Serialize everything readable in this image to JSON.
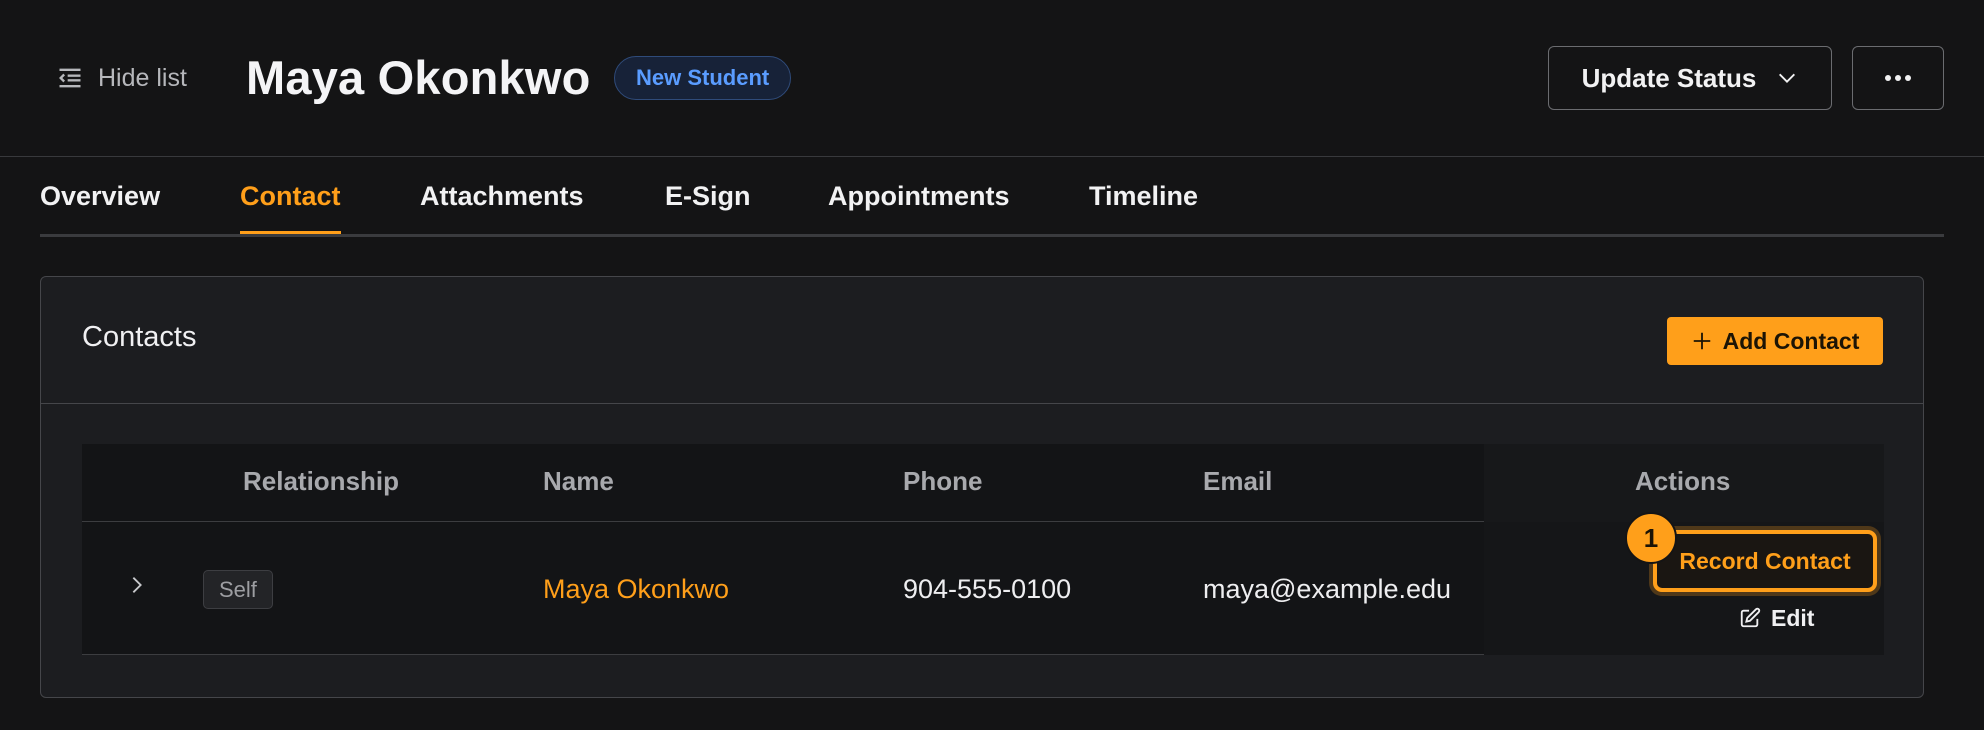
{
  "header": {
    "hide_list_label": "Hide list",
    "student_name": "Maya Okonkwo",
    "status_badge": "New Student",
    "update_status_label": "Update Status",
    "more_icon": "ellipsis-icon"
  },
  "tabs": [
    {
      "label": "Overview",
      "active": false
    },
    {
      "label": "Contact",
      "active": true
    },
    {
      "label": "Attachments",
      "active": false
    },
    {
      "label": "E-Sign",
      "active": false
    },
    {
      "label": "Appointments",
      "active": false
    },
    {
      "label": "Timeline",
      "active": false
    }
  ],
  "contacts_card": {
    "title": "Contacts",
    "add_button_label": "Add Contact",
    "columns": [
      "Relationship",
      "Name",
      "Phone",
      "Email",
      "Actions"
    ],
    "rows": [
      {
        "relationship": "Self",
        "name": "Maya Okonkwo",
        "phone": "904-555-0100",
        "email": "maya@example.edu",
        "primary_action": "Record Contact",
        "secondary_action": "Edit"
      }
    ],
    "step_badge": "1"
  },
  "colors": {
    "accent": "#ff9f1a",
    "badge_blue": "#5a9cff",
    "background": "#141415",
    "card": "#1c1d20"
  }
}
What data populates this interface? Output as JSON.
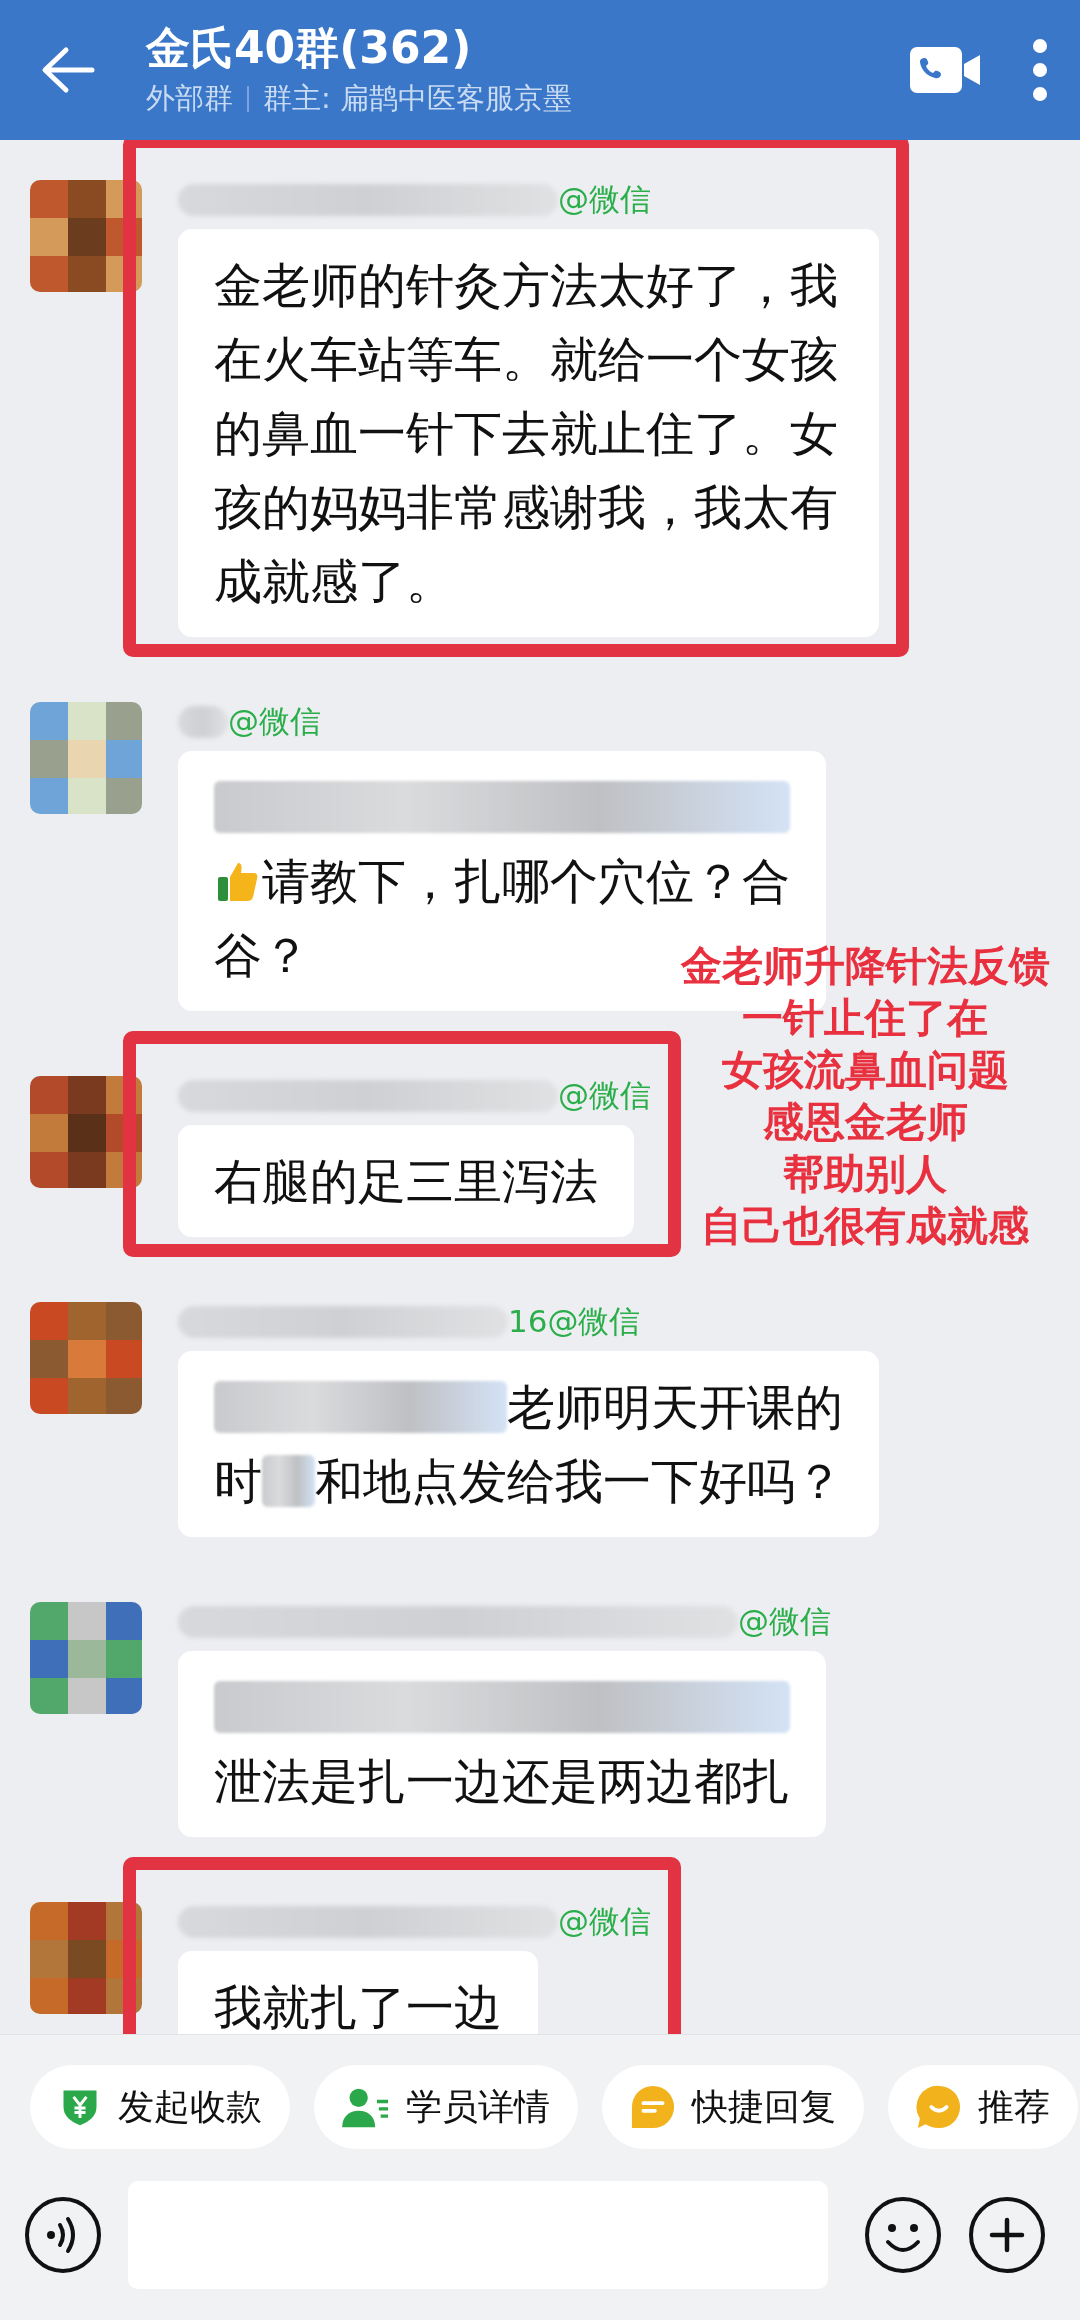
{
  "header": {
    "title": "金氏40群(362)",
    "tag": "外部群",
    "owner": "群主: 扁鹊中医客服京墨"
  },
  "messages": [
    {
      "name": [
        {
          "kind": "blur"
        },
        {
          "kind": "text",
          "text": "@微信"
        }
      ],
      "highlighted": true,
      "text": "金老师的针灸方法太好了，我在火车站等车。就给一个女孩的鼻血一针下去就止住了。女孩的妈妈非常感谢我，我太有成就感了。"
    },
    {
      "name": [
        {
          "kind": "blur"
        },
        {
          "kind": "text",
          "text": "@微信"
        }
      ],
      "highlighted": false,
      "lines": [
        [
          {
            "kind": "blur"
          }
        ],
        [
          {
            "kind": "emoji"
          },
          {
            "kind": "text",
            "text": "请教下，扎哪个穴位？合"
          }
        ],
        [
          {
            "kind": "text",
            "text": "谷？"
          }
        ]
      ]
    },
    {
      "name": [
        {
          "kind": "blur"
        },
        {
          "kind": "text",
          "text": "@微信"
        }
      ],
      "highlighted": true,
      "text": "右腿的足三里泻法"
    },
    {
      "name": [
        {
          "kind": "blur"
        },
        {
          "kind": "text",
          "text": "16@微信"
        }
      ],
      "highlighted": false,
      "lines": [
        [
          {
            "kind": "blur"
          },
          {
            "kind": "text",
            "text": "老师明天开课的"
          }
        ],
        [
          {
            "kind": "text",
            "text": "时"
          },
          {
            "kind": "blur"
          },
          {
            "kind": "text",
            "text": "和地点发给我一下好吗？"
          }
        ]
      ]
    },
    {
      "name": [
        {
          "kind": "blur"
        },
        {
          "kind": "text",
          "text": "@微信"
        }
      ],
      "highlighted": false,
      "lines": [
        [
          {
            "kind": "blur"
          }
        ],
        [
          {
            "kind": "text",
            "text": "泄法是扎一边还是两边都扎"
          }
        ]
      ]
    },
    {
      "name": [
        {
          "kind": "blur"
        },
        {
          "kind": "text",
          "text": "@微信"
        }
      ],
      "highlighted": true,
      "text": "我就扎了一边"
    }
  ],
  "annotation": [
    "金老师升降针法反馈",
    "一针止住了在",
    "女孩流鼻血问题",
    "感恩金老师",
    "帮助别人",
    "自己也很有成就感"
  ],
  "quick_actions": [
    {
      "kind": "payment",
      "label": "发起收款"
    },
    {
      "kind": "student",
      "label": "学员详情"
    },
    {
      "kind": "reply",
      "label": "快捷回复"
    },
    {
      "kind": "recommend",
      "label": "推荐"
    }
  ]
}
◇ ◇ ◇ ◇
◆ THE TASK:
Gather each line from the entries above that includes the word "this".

◆ OUTPUT:
Serialize everything readable in this image to JSON.
What data populates this interface? Output as JSON.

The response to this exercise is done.